I hate watching a movie or TV show knowing in advance that a so-so foreign actor will be attempting an American accent, but it’s far worse when I don’t know beforehand, and find out the hard way.
I try to watch every TV pilot each season, but I was unable to finish the pilot for ABC’s soap opera “Betrayal” because the whole show is set in motion by a romantic rooftop scene where our star-crossed Chicago lovers stand in front of a Chicago skyline and talk about how very Chicago-ish their lives are…but they’re using two of the most bizarre British-American accents I’ve ever heard.
I was aware in advance that Stuart Townsend was British, because I’d suffered through his pseudo-accent in the “Kolchak” pilot a few years ago, but the actress was new to me, and I naively assumed she was American…until I started wondering what the hell was wrong with her voice.
Of course, I don’t know why I assumed that, because I knew full well that almost every American on American TV these days is played by a Brit.
Every time I get to hear a showrunner speak (Matthew Weiner, David Milch) they complain bitterly about the intense pressure they get from networks to cast Brits in all of the lead roles, despite the fact that their accents are often atrocious. Tom Fontana told me, of a certain British TV actor he refused to hire, “The network insisted that he had a perfect New York accent, but if that’s true, there must be sixth borough in the middle of the Atlantic!”
As for why the networks cast British women, I have no idea, but as for the men, I’ve heard two theories:
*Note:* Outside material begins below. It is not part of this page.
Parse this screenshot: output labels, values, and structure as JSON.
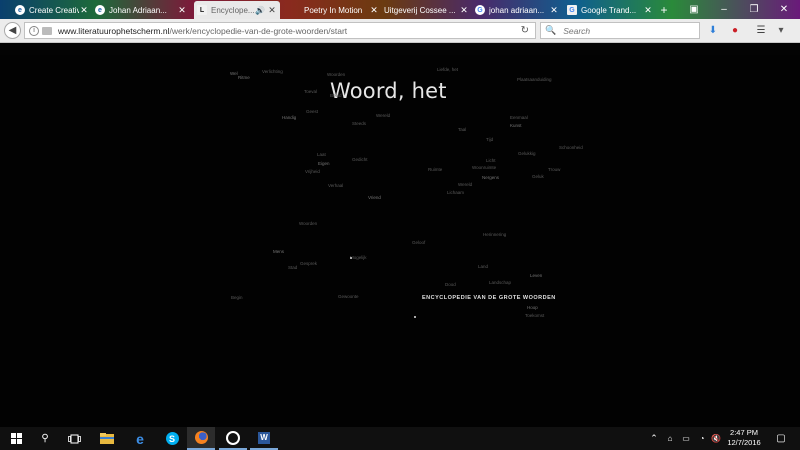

- The producers feel that America can’t produce manly men any more, so rather than settle for a generation of weak-chinned Phillippes, LaBeoufs, and Ventimiglias, they have no choice but to go across the pond.
- Wealthy producers and directors love to show tough-talking Americans on screen, but they hate the thought of working with such uncouth ruffians, so they want stars who will switch off that toughness as soon as the shot ends, and goes back to dipping biscuits in their tea.
What the hell is this supposed to be: “I wuz steel connaykted to mah brutha when he duyed!” It seems to be some bizarre mix of northern England, Brando-Brooklyn, and California surfer.
Sure enough, as with the nuke problem, I had to go home and google this to make sure I wasn’t crazy. Nope, I’m not the only one. What the hell? Have Hollywood types surrounded themselves with Brits for so long that they can’t hear the difference? This kills movies and TV shows. Don’t they get that?